Ankara’s proposal for a working group was a symbolic diplomatic gesture since Washington had earlier refused a similar offer in May 2019, emphasizing that the “unacceptable risk” the S-400 would create “cannot be mitigated.” As Bradley Bowman and Andrew Gabel warned last April, the co-location of the S-400 and the F-35s in Turkey “would provide Moscow a myriad of opportunities to rehearse detecting and shooting down F-35s.” The following month, Aaron Stein similarly called for Washington to prepare for a future in which a NATO member “operates an advanced Russian system that could help Russia glean useful data about the alliance’s air operations.”

American Policy Options

Trump should not mistake Erdogan’s latest tactical turn as his abandonment of the S-400 system. Turkey will not pivot away from Russia and back to NATO and transatlantic values. In fact, Erdogan’s spokesperson announced on April 30 that despite the delay caused by the coronavirus pandemic, the S-400 activation “will move forward as it was planned.” Even the temporary postponement of the activation means little given that Turkey has already tested the S-400 system against F-16s in November 2019, prompting criticism from U.S. Secretary of State Mike Pompeo. As leading Turkish expert Yoruk Isik highlights, the S-400s are already active at the “initial operational capacity,” but they are not yet at “full operational capacity.”

In the coming months, the tenor of U.S.-Turkish relations may depend on Ankara’s decision to avoid full operational capacity for the S-400, and persuade Washington that the current state of the weapon systems can be considered as “nondeployment.” However, optimists who are encouraged by Erdogan’s ongoing COVID-19 charm offensive and expect him to simply mothball or return the system are likely to be disappointed yet again. The Turkish president’s recent turn as he scrambles to secure a financial lifeline from the United States and other NATO member states is a tactical necessity given the country’s precarious economic position — It does not represent a strategic shift in any meaningful sense. Whenever the Turkish economy recovers, Ankara will continue to align itself more closely with Russia and other NATO adversaries, and will deploy the S-400.

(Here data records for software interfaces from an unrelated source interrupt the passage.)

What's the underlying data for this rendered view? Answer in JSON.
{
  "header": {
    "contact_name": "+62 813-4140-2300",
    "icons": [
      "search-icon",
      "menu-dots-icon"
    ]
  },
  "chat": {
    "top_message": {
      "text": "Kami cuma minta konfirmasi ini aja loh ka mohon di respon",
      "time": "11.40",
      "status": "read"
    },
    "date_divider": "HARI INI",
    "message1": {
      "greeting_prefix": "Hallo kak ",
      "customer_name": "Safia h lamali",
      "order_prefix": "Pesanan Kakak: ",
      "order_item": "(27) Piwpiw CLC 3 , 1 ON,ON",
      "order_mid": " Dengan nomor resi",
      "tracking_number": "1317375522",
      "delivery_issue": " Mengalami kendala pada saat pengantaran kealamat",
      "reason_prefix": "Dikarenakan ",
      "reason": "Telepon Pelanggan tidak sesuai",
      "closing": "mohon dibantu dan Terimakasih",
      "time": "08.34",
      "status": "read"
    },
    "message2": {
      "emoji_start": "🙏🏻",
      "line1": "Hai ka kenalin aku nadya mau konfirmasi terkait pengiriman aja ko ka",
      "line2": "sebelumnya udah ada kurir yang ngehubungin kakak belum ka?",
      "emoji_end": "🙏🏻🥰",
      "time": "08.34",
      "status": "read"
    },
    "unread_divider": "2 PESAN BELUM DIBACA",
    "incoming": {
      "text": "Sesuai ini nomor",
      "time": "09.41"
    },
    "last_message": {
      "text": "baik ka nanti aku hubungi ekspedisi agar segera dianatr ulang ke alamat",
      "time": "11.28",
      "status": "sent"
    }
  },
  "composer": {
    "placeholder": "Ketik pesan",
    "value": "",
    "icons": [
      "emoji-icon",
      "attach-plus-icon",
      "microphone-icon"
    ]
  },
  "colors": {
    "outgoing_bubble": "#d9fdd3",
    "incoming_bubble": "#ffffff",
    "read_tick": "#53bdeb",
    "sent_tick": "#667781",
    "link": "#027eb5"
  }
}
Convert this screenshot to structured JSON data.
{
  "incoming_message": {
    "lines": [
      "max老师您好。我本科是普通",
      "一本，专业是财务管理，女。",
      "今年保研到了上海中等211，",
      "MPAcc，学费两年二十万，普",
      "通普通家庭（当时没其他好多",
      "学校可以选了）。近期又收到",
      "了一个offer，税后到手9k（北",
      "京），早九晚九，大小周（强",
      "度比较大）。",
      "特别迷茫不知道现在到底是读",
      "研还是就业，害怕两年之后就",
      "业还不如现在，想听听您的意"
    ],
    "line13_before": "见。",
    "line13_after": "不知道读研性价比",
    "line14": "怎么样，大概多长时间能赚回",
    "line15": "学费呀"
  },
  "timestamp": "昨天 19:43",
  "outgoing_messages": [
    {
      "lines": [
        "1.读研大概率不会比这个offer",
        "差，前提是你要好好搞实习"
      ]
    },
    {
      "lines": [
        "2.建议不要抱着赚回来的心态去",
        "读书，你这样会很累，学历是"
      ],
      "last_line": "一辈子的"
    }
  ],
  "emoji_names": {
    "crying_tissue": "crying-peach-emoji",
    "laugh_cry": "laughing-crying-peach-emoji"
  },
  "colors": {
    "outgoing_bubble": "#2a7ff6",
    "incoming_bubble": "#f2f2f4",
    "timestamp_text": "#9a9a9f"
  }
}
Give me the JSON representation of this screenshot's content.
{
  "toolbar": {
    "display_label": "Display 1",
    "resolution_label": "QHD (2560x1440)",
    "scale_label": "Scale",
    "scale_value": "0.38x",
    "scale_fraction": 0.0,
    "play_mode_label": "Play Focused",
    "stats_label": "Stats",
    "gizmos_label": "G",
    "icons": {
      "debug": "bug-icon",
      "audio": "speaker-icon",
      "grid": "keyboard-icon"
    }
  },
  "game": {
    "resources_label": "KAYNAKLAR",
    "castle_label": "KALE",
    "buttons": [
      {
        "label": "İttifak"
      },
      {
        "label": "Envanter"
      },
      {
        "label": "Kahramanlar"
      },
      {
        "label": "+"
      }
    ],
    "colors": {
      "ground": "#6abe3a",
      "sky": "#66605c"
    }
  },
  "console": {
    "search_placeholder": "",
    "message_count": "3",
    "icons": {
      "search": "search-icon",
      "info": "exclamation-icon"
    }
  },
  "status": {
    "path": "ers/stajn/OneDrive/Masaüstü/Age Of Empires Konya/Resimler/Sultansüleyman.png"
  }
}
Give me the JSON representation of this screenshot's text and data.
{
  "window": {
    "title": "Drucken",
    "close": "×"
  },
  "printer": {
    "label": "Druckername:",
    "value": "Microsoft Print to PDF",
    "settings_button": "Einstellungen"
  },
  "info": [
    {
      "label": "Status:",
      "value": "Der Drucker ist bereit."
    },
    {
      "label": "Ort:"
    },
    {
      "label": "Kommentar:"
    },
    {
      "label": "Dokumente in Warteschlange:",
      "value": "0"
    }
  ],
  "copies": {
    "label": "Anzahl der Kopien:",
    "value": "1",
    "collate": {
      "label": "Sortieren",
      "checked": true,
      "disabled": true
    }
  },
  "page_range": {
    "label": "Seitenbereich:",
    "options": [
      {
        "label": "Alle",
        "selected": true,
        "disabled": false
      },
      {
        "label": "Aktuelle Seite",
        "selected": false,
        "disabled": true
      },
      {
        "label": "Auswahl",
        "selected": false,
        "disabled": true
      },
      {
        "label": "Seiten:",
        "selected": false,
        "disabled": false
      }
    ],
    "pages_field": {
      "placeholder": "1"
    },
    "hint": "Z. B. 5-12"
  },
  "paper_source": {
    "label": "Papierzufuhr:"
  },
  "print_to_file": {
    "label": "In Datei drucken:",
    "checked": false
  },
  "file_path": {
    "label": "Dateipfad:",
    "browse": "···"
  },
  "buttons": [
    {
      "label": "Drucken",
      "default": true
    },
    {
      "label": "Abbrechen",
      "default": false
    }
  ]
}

Trump should avoid falling for Erdogan’s ploy and instead direct him to the International Monetary Fund. If the U.S. president makes the mistake of granting his Turkish counterpart a no-strings-attached swap line with the Federal Reserve, he would save him from the strict conditionalities of a Stand-By Arrangement with the International Monetary Fund. This, in turn, would enable Turkey’s democratic backsliding, economic mismanagement, and pivot away from NATO and transatlantic values, and hence exacerbate the Turkish people’s suffering. Furthermore, such a White House-driven deal would not only hurt the Federal Reserve’s independence when it is most needed during the worst economic crisis since the Great Depression, but also force the U.S. taxpayers to pick up the tab for Erdogan’s splurge on Russian military hardware. This sure does not sound like a prudent move for an incumbent president during an election year.



Aykan Erdemir (@aykan_erdemir) is the senior director of the Turkey Program at the Foundation for Defense of Democracies and a former member of the Turkish parliament.

Luc Sasseville is an intern at the Turkey Program of the Foundation for Defense of Democracies.

Image: U.S. Air Force (Photo by Airman 1st Class Spencer Slocum)